Building on the European Union’s commitments
The outcomes of the workshop will build upon existing commitments from the European Union and other nations. “The European Union, through its Horizon 2020 and Horizon Europe programmes, is making major contributions to ocean carbon research,” says Hood. Over 350 projects on the ocean and climate nexus have been funded through the EU Research and Innovation Framework programmes, including those relating to ocean carbon research. Such projects include the Integrated Carbon Observing System – Ocean Theme (ICOS OTC), a European-wide research infrastructure focused on coordinating ocean carbon measurements as part of an integrated strategy (atmosphere, ocean, and land), the Ocean-ICU project, a large multidisciplinary project addressing limitations in our ability to measure and model the ocean carbon sink, and the JPI Oceans Knowledge Hub Ocean Carbon Capacities, which addresses and reduces uncertainties in the understanding of the ocean’s buffering and carbon storage capacities
On the international stage, the workshop will also feed into commitments made under the UN Decade of Ocean Science for Sustainable Development. “Ocean carbon, the ocean and climate nexus, is identified as a challenge [Challenge Five: unlock ocean-based solutions to climate change], so this work will directly contribute to looking where we are in terms of meeting this challenge,” says Isensee.
With the knowledge created from an integrated approach, the European Union will be better placed to develop effective policies that mitigate climate change and ensure healthy ecosystems for a healthy planet and, thus, a healthy people and a sustainable future.

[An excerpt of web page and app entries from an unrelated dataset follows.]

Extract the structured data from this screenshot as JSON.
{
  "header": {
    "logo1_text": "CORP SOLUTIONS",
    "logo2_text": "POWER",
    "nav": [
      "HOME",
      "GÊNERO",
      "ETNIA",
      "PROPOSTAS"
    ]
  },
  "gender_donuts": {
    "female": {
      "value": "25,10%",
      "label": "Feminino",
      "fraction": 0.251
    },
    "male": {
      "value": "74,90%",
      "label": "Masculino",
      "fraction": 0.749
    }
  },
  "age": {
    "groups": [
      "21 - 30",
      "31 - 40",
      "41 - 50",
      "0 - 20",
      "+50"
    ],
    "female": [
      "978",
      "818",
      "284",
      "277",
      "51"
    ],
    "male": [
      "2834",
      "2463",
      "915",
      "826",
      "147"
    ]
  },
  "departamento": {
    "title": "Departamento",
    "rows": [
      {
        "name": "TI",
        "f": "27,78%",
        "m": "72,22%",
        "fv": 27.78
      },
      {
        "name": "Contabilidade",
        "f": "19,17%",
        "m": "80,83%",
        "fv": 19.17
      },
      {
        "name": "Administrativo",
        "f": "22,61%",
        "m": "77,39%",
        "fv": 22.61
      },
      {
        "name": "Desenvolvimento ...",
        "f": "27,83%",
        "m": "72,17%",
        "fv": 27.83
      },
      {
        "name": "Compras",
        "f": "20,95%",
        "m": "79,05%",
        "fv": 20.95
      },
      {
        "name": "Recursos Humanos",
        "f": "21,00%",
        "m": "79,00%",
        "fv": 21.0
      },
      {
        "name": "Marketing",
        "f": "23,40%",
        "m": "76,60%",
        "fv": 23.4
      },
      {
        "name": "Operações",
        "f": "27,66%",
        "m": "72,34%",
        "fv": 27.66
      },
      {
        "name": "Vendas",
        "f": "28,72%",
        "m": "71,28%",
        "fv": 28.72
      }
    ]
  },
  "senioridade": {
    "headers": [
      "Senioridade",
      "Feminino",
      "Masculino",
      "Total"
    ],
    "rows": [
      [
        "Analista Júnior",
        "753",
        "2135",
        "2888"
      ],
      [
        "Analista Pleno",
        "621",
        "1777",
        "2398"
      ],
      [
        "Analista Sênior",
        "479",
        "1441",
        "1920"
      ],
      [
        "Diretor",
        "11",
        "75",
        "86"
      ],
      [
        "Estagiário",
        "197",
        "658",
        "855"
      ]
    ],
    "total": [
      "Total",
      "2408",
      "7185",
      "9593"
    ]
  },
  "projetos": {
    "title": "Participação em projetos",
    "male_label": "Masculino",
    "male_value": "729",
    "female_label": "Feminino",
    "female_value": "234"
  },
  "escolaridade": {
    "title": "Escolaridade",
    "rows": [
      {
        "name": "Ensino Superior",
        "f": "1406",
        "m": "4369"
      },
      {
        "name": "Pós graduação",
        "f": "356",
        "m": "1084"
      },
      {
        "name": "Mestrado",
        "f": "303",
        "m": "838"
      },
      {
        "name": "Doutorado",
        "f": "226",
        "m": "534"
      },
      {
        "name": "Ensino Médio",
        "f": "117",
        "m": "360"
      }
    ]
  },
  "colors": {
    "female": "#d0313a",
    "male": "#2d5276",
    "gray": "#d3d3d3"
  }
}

ICO-R Workshop Opening address by John Bell, the European Commission’s ‘Healthy Planet” Director, European Commission DG RTD